The fried chicken had been suggested by an African American cafeteria worker who “asked to share a piece of her culture by creating menu items that represent historically Southern Black cuisine,” according to Conca. At the time, “we saw this as an educational opportunity for our young men and worked with our Office of Community, Culture, and Equity to help frame the initiative,” he added.
On Tuesday, the plan to serve “special meals” for Black History Month, including the fried chicken, was announced over the PA system in the morning, Conca said, adding that there was an attempt to add additional historical context during the announcement.
This context included information about how Black women sold fried chicken in the post-Civil War era in acts of financial independence, according to Xaverian Brothers’ communications director Ann Alsfeld. “This example was meant to highlight the determination and pioneering spirit of these entrepreneurial women,” Alsfeld wrote in an email to The Globe.
But to some students, the menu choice only highlighted racist tropes.
“Honestly, I think it’s just a big stereotype. It could be seen as a little racist,” Liam Baker, a senior at Xaverian Brothers, told WCVB. “It’s the first day of Black History Month. They couldn’t have come up with a better thing than fried chicken for African cuisine? It doesn’t really make much sense.”
Another senior Michael Earls told the station that school should “acknowledge that their ignorance perpetuated a racist stereotype.” .

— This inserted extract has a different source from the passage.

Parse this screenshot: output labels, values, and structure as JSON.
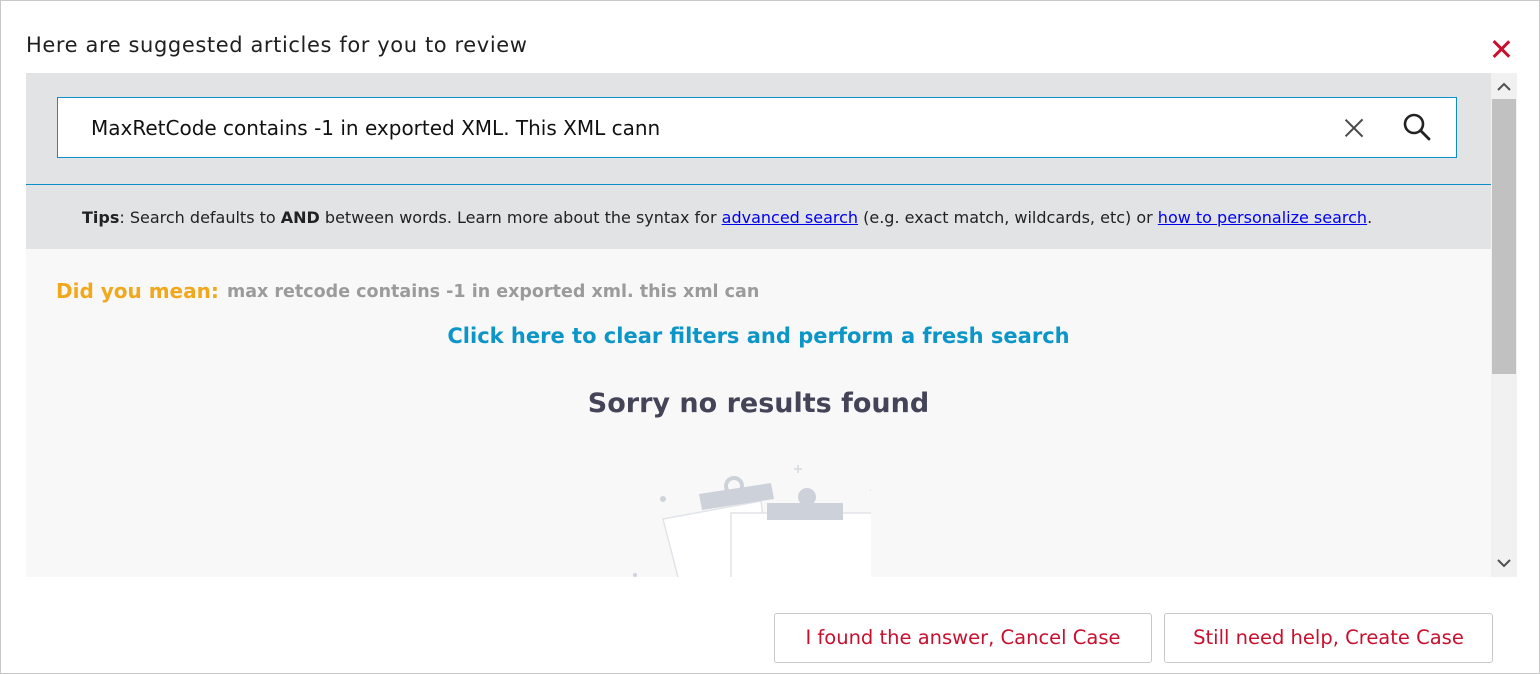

Though it is true that Black women sold the meals to train passengers in their pursuit of economic freedom, the association with fried chicken and Black Americans has been often marred in racism. Appearing in the racist 1915 movie, “The Birth of Nation,” the image of a Black person eating chicken was meant to dehumanize. That connection has been copied and still lingers today.
Fried chicken was served Tuesday at the school, but the initiative has since been suspended while “we review and learn from our mistakes,” Alsfeld wrote.
“While we know our intentions were good, regrettably, our communication was poor and inadvertently propagated a negative stereotype,” Conca said in the statement. “We are taking the necessary steps to both learn from this mistake and appropriately move forward.”
Globe correspondent Madison Mercado contributed reporting.
Colleen Cronin can be reached at email@example.com.